Soldiers at the front enjoyed music in various ways. They often made instruments such as guitars or violins using helmets, wood, and wire – a kind of trench art. Amateur chorus groups and even orchestras were not uncommon at the front and in prison camps. For example, German captives in Japan performed the premiere of Ludwig van Beethoven’s (1770-1827) Ninth Symphony at the Naruto camp. There were many professional musicians among the soldiers, and they performed table music, serenades, and home concerts, mainly for high-ranking officers; Hindemith even played Debussy’s String Quartet for a group of officers at the front in Belgium.

The phonograph was a special gift for the soldiers at the front. Recorded songs such as It’s a Long Way to Tipperary connected them to their homes.

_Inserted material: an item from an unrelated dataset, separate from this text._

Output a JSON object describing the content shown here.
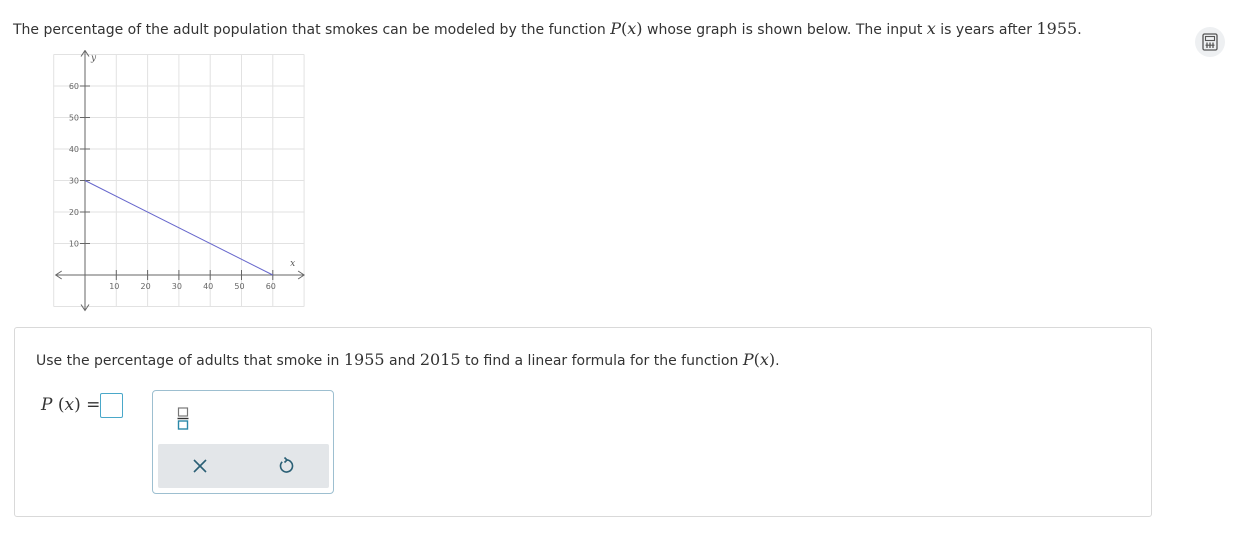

This role of the phonograph – providing music that functioned as an emotional bond between home and the front – was another new development in music history.

On the home front, there was, not surprisingly, a push to exclude music by composers from hostile nations from the repertoire. In England and France, people claimed not to perform Richard Wagner (1813-1883), though it remains difficult to verify this. In Austria, operas by Italian composers such as Puccini were forbidden; Giuseppe Verdi (1813-1901), meanwhile, was listed as "Joseph" Verdi on programs. Edward Elgar (1857-1934) composed an extremely patriotic, anti-German oratorio, The Spirit of England. In a further sign of anti-German sentiment, Richard Strauss was made to forfeit the fortune he held in the Bank of England.

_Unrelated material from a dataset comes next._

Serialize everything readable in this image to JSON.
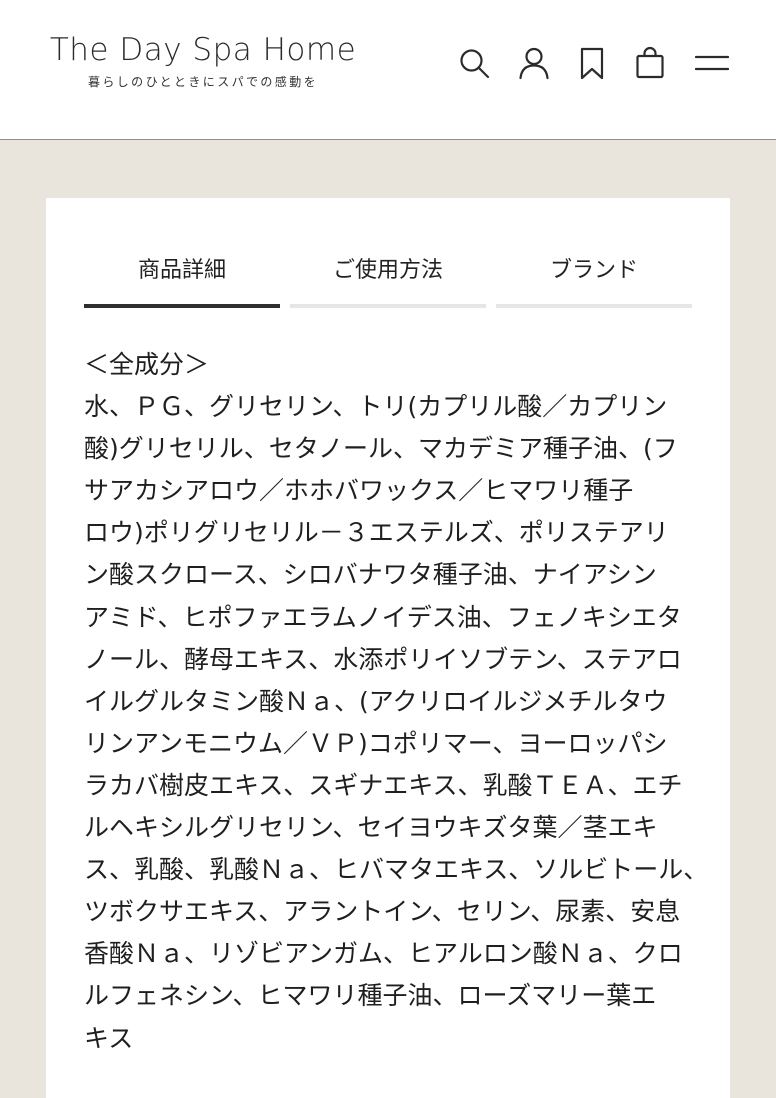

The flourishing charity concert was unique to musical life in Germany and Austria during the war. The programs for such events included the national anthem, popular songs, and brilliant orchestral pieces such as Tannhäuser and the Egmont overture. In contrast, the main program of a traditional subscription concert - a high-society institution - had been a symphony. Concerts with symphonies as the main attraction served as a model for the laborer concerts that became prominent in the 1920s.

Concert tours of orchestras, which had been rare prior to 1914, became standard in Austria and Germany during the war. The Austrian government invited the Budapest Philharmonic to Vienna in November 1915, the Orchestra of the Prague Opera in November 1917, the Imperial Orchestra of the Ottoman Turks in January 1918, and the Berlin Philharmonic with Arthur Nikisch (1855-1922) in March 1918. In July 1917, the Vienna Philharmonic toured Switzerland with Felix Weingartner (1863-1942) and performed Hector Berlioz (1803-1869) and Peter Tchaikovsky (1840-1893) along with Beethoven to demonstrate Austria’s cultural openness. However, in Lausanne, near the French border, only works by Beethoven were played, and the concert in Geneva was canceled for political reasons.

Akeo Okada, Kyoto University

Section Editor: Frederik Schulze